The Court cited to several prior decisions, from the United States Supreme Court and from federal courts of appeal, to support its holding that this duty is imposed on law enforcement, as well.   For example, in the case of Newsome v. McCabe, 256 F.3d 747 (2001), the 7th Circuit U. S. Court of Appeals stated that “it was clearly established … that police could not withhold exculpatory information about fingerprints and the conduct of a lineup from prosecutors.”

The obligation, therefore, on law enforcement is to make the prosecutor, not the defendant, aware of potential Brady material, so the prosecutor can fulfill his or her constitutional obligation to disclose such material to the defense.  It is imperative to remember that failure to disclose such material will result in the reversal of a conviction, if one has been secured.

Bad Faith

The Inspectors also argued that in order to establish a 1983 violation, the Plaintiffs had to prove that they acted in bad faith.  However, the Court, again referring to prior decisions, rejected that argument.  Citing to Brady itself, the Tennison court stated that “the suppression by the prosecution of evidence favorable to an accused upon request violates due process where the evidence is material either to guilt or punishment, irrespective of the good faith or bad faith of the prosecution.”  (Emphasis in original.)

It is also important to remember that, following the Brady decision, the U.S. Supreme Court ruled that the defense need not make a request for such material – the prosecutor has an affirmative obligation to disclose it, even if it is not requested.

The Court also noted that “Brady has no good faith or inadvertence defense.”  What that means, among other things, is that even if the prosecutor negligently fails to disclose exculpatory material to the defense, it is no excuse.  “Inadvertence” is not a defense to aBrady violation, any more than is the lack of knowledge by the prosecution due to the failure of law enforcement to notify the prosecutor of such material.


The Tennison decision is clear – the duty to disclose exculpatory, Brady, material falls on law enforcement, as well as on the prosecution.  It will not be an acceptable argument, against a motion to reverse a conviction, to claim that Brady material was not produced because law enforcement failed to notify the prosecution of its existence.

Merely placing such evidence in a file, but not bringing it to the attention of the prosecution, will not fulfill law enforcement’s obligation to disclose such evidence.  What constitutes exculpatory evidence, and what must be disclosed, is to be decided by the prosecution.  But, in order to do that, the prosecutor must be aware of its existence.

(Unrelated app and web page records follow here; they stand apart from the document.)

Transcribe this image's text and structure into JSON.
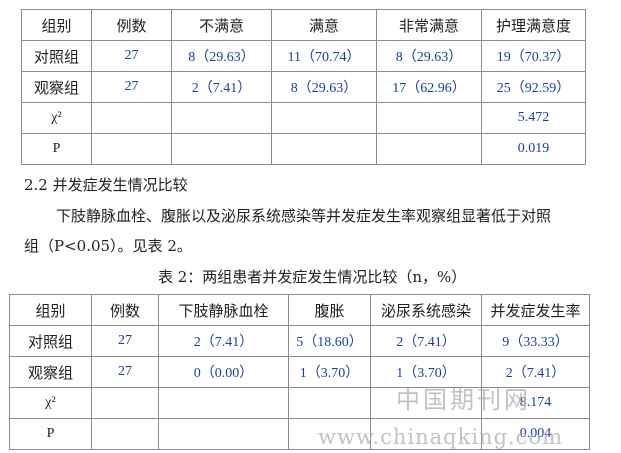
{
  "table1": {
    "headers": [
      "组别",
      "例数",
      "不满意",
      "满意",
      "非常满意",
      "护理满意度"
    ],
    "rows": [
      [
        "对照组",
        "27",
        "8（29.63）",
        "11（70.74）",
        "8（29.63）",
        "19（70.37）"
      ],
      [
        "观察组",
        "27",
        "2（7.41）",
        "8（29.63）",
        "17（62.96）",
        "25（92.59）"
      ]
    ],
    "chi_label": "χ²",
    "chi_value": "5.472",
    "p_label": "P",
    "p_value": "0.019"
  },
  "section_heading": "2.2 并发症发生情况比较",
  "paragraph_line1": "下肢静脉血栓、腹胀以及泌尿系统感染等并发症发生率观察组显著低于对照",
  "paragraph_line2": "组（P<0.05）。见表 2。",
  "table2_caption": "表 2：两组患者并发症发生情况比较（n，%）",
  "table2": {
    "headers": [
      "组别",
      "例数",
      "下肢静脉血栓",
      "腹胀",
      "泌尿系统感染",
      "并发症发生率"
    ],
    "rows": [
      [
        "对照组",
        "27",
        "2（7.41）",
        "5（18.60）",
        "2（7.41）",
        "9（33.33）"
      ],
      [
        "观察组",
        "27",
        "0（0.00）",
        "1（3.70）",
        "1（3.70）",
        "2（7.41）"
      ]
    ],
    "chi_label": "χ²",
    "chi_value": "8.174",
    "p_label": "P",
    "p_value": "0.004"
  },
  "watermark_cn": "中国期刊网",
  "watermark_url": "www.chinaqking.com"
}
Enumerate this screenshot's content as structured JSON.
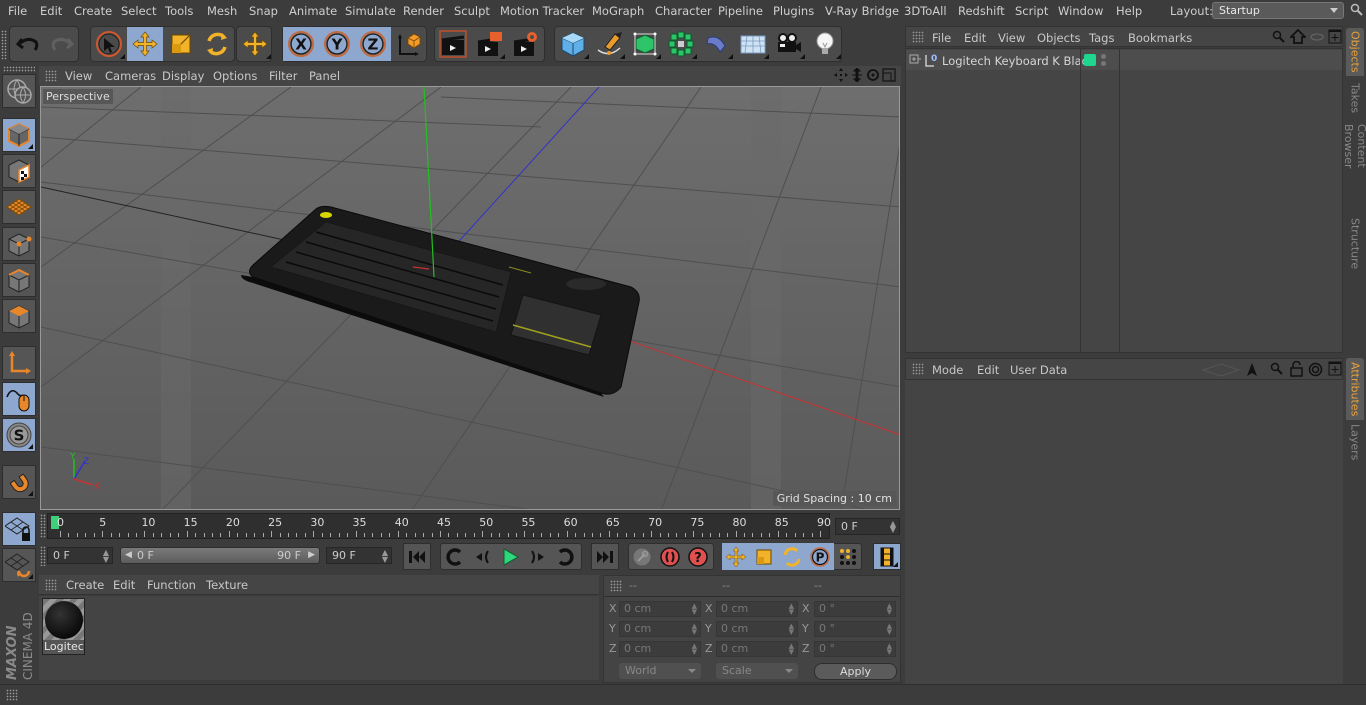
{
  "menubar": {
    "items": [
      "File",
      "Edit",
      "Create",
      "Select",
      "Tools",
      "Mesh",
      "Snap",
      "Animate",
      "Simulate",
      "Render",
      "Sculpt",
      "Motion Tracker",
      "MoGraph",
      "Character",
      "Pipeline",
      "Plugins",
      "V-Ray Bridge",
      "3DToAll",
      "Redshift",
      "Script",
      "Window",
      "Help"
    ],
    "layout_label": "Layout:",
    "layout_value": "Startup"
  },
  "toolbar": {
    "icons": [
      "undo-icon",
      "redo-icon",
      "live-selection-icon",
      "move-icon",
      "scale-icon",
      "rotate-icon",
      "recent-tool-move-icon",
      "x-axis-lock-icon",
      "y-axis-lock-icon",
      "z-axis-lock-icon",
      "coordinate-system-icon",
      "render-view-icon",
      "render-to-picture-viewer-icon",
      "render-settings-icon",
      "cube-primitive-icon",
      "pen-spline-icon",
      "subdivision-surface-icon",
      "cloner-icon",
      "deformer-bend-icon",
      "floor-scene-icon",
      "camera-icon",
      "light-icon"
    ]
  },
  "left_toolbar": {
    "icons": [
      "make-editable-icon",
      "model-mode-icon",
      "texture-mode-icon",
      "workplane-mode-icon",
      "points-mode-icon",
      "edges-mode-icon",
      "polygons-mode-icon",
      "axis-mode-icon",
      "tweak-mode-icon",
      "solo-icon",
      "snap-magnet-icon",
      "lock-workplane-icon",
      "workplane-align-icon"
    ]
  },
  "viewport": {
    "menu": [
      "View",
      "Cameras",
      "Display",
      "Options",
      "Filter",
      "Panel"
    ],
    "camera_label": "Perspective",
    "grid_spacing": "Grid Spacing : 10 cm",
    "axis_labels": {
      "x": "X",
      "y": "Y",
      "z": "Z"
    }
  },
  "timeline": {
    "ticks": [
      "0",
      "5",
      "10",
      "15",
      "20",
      "25",
      "30",
      "35",
      "40",
      "45",
      "50",
      "55",
      "60",
      "65",
      "70",
      "75",
      "80",
      "85",
      "90"
    ],
    "current_frame": "0 F",
    "start_field": "0 F",
    "range_start": "0 F",
    "range_end": "90 F",
    "end_field": "90 F"
  },
  "materials": {
    "menu": [
      "Create",
      "Edit",
      "Function",
      "Texture"
    ],
    "items": [
      {
        "name": "Logitech"
      }
    ]
  },
  "coordinates": {
    "headers": [
      "--",
      "--",
      "--"
    ],
    "rows": [
      {
        "axis": "X",
        "pos": "0 cm",
        "size": "0 cm",
        "rot": "0 °"
      },
      {
        "axis": "Y",
        "pos": "0 cm",
        "size": "0 cm",
        "rot": "0 °"
      },
      {
        "axis": "Z",
        "pos": "0 cm",
        "size": "0 cm",
        "rot": "0 °"
      }
    ],
    "mode_dropdown": "World",
    "size_dropdown": "Scale",
    "apply_label": "Apply"
  },
  "objects_panel": {
    "menu": [
      "File",
      "Edit",
      "View",
      "Objects",
      "Tags",
      "Bookmarks"
    ],
    "items": [
      {
        "name": "Logitech Keyboard K Black",
        "layer_color": "#1fd68f"
      }
    ]
  },
  "attributes_panel": {
    "menu": [
      "Mode",
      "Edit",
      "User Data"
    ]
  },
  "right_tabs": {
    "top": [
      "Objects",
      "Takes",
      "Content Browser",
      "Structure"
    ],
    "bottom": [
      "Attributes",
      "Layers"
    ]
  },
  "branding": {
    "maxon": "MAXON",
    "product": "CINEMA 4D"
  },
  "colors": {
    "accent_active": "#8ea7cf",
    "tab_active": "#e8a23b",
    "axis_x": "#c83232",
    "axis_y": "#32b432",
    "axis_z": "#3232c8"
  }
}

As with all legal matters, we urge that you confer with your agency’s legal counsel for advice and guidance.  As always, if you wish to discuss this case in greater detail, please don’t hesitate to contact me at (714) 446 – 1400 or via e-mail at mjm@jones-mayer.com.